Democracy In The Era Of Trump: The Demise Of The Free Press


Public News Service journalist, Daniel Heyman, was arrested this week when he attempted to question Tom Price, the Secretary of Health and Human Services (HHS), about the American Health Care Act (AHCA) at the West Virginia State Capitol. On Tuesday, Price and senior White House aide, Kellyanne Conway, paid a visit to the Capitol to learn about efforts to counter opioid abuse in the state that holds America’s highest drug overdose death rate. It was during this visit that Heyman was arrested and charged for the wilful destruction of state government processes when he sought an answer from Price regarding whether or not domestic violence would be considered a pre-existing condition under Trump’s healthcare legislation.

While the arrest was made in part because Price was uncomfortable with the question, the event has exacerbated interest in the healthcare proposal. Despite apparent intentions, the arrest has not stifled the press. On the contrary, two key matters have been thrown into the spotlight. Firstly, the arrest of Heyman has drawn attention to his question, which has citizens calling for a response. Needlessly dramatizing his questioning has facilitated a global reaction that not only overwhelmingly condemns Heyman’s arrest, but that problematizes Price’s response, or lack thereof. This contributes to growing concerns surrounding the AHCA—an Act that significantly jeopardizes those suffering from pre-existing conditions from receiving affordable insurance.

On 4th May 2017, the ACHA was passed by the House of Representatives and was sent to the Senate for deliberation. The bill, largely repealing the Affordable Care Act (Obamacare), seeks to reinstate the power for health insurance companies to deny coverage to those suffering a pre-existing condition, such as cancer or heart disease. Controversially, rape could be included as a pre-existing condition. The consequences of this would be twofold: not only would inhibiting rape victims access to insurance be vastly discriminatory, but the legislation would also deter many victims from reporting the abuse in an effort to ensure affordable health coverage. This would undo the progress being made to bring sexual violence into the public discourse and to promote support for victims.

Secondly, the arrest of Heyman epitomises the ongoing attempt to suppress the American press. As the American Civil Liberties Union of West Virginia highlighted in their official statement on Tuesday, “Freedom of the press is being eroded every day. We have a President who calls the media ‘fake news’ and resists transparency at every turn. And today, a reporter was arrested for trying to ask a question to members of President Trump’s administration. Mr. Heyman’s arrest is a blatant attempt to chill an independent, free press.” Whilst it was claimed that the grounds on which Heyman was arrested were related to his physical actions rather than his questions, the complaint noted, somewhat incongruously, that “the defendant was causing a disturbance by yelling questions at Ms. Conway and Secretary Price.” Still facing charges, Heyman claims to have been exercising his rights to free speech and free press as protected by the First Amendment. Questioning the legitimacy of Heyman’s arrest, CEO for Public News Service Lark Corbeil commented on Tuesday that “an arrest for a reporter doing his job is clearly unnecessary.”

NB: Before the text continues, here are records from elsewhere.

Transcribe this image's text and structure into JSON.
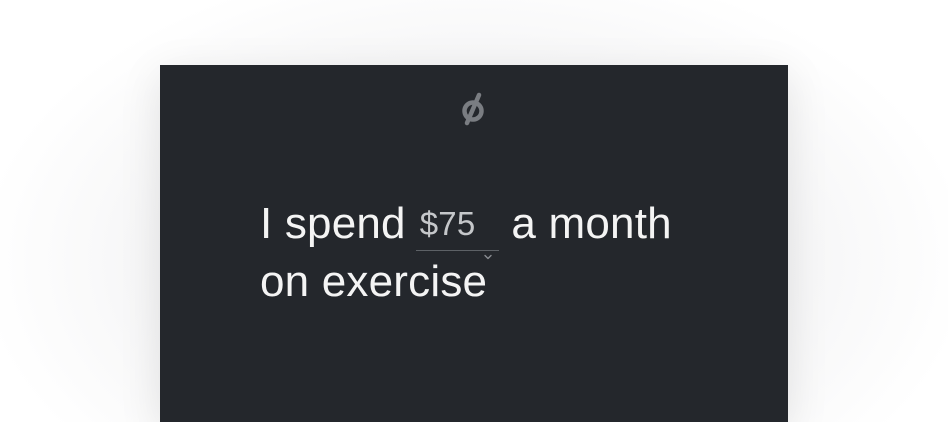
{
  "logo": {
    "icon": "peloton-logo-icon"
  },
  "sentence": {
    "prefix": "I spend",
    "amount_select": {
      "selected": "$75",
      "icon": "chevron-down-icon"
    },
    "suffix": "a month",
    "line2": "on exercise"
  },
  "colors": {
    "card_background": "#24272c",
    "text": "#f4f4f4",
    "select_text": "#c5c7ca",
    "logo": "#7a7d82"
  }
}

For a nation that prides itself on democracy and the freedom of expression, inhibiting those who represent and underpin these ideals is contradictory. With President Trump favouring the Russian media in his Oval Office meeting with the Russian foreign minister on Wednesday, and threatening to “cancel all future press briefings” on Saturday, the die is seemingly cast. Whilst the media are renowned for being assertive and, at times, obtrusive, when did the “free world” determine this as criminal behaviour? Transparency is a key element of democracy and is most commonly achieved by the successful functioning of a free press. When transparency is denied, democracy has failed. In a country determined by uncertainty, a press which is granted the freedom to operate independently is of the utmost importance.